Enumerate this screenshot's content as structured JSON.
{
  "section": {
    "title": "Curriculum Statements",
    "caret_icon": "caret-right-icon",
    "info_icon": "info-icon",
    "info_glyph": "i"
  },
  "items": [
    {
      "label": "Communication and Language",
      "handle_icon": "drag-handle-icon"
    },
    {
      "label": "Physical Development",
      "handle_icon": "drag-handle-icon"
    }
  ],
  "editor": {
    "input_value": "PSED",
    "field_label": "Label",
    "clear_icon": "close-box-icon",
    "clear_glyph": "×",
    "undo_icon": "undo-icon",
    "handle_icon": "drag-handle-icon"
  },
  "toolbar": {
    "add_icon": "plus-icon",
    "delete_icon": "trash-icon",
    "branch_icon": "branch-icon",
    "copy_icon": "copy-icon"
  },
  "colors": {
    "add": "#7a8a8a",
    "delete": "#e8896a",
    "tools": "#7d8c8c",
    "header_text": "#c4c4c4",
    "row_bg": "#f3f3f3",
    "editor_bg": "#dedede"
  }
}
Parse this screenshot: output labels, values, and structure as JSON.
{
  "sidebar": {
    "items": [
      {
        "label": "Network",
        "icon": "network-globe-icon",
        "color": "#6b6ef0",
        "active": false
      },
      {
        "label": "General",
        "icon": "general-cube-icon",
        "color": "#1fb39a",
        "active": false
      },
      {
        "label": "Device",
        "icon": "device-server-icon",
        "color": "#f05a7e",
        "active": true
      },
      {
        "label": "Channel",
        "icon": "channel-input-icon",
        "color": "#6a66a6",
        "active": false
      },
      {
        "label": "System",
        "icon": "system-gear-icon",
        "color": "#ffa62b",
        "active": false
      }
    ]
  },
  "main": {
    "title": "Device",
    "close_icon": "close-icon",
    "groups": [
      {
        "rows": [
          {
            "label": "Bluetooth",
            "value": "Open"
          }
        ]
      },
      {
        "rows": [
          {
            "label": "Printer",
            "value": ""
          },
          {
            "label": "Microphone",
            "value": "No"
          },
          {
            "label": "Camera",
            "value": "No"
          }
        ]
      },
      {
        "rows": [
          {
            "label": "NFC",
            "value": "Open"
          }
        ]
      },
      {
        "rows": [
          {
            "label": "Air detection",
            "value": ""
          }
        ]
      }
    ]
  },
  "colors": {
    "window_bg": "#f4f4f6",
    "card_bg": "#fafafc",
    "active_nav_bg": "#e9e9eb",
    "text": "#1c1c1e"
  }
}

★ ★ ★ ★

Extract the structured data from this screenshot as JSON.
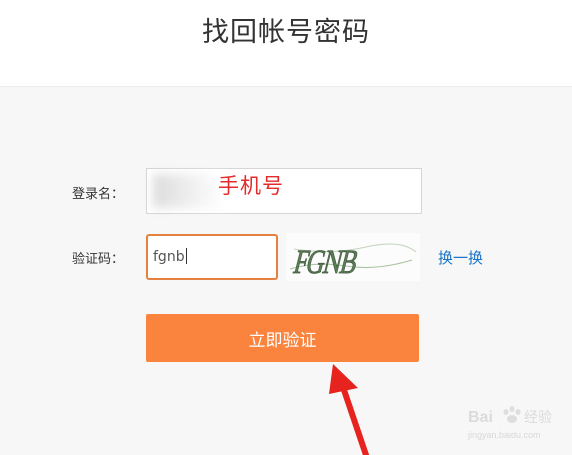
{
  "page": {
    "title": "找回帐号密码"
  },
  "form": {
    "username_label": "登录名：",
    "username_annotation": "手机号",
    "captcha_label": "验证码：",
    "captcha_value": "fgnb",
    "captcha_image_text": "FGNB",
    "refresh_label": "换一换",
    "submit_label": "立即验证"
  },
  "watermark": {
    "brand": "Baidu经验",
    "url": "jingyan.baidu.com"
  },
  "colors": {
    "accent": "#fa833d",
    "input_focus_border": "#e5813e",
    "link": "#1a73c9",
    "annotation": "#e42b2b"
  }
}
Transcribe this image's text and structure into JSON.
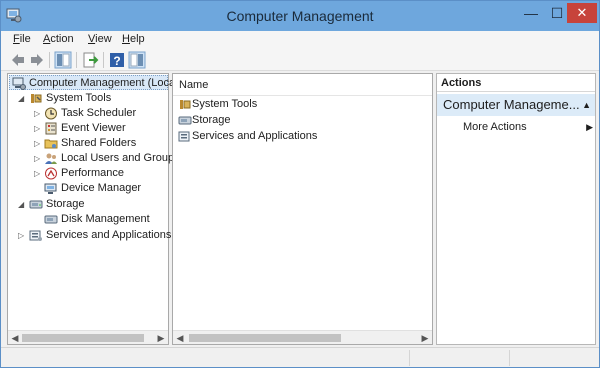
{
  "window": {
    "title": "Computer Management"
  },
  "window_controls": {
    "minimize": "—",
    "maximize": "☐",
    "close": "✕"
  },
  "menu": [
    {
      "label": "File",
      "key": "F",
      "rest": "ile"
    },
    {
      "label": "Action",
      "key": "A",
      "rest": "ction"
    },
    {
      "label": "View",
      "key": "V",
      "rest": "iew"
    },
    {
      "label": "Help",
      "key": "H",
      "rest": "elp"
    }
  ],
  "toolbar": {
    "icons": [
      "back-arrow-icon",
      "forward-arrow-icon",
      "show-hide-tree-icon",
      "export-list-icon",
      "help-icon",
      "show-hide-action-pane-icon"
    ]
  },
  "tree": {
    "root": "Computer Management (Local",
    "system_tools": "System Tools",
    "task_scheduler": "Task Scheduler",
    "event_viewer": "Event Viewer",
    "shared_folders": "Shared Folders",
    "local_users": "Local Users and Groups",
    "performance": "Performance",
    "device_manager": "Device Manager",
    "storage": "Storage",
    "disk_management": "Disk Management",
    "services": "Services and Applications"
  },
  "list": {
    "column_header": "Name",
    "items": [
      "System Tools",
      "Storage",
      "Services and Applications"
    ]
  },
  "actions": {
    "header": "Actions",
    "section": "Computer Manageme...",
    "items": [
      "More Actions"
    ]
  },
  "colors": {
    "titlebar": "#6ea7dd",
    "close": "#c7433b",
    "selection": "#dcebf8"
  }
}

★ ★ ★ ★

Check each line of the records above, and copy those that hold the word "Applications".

▶ _Exercise response_
    "services": "Services and Applications"
      "Services and Applications"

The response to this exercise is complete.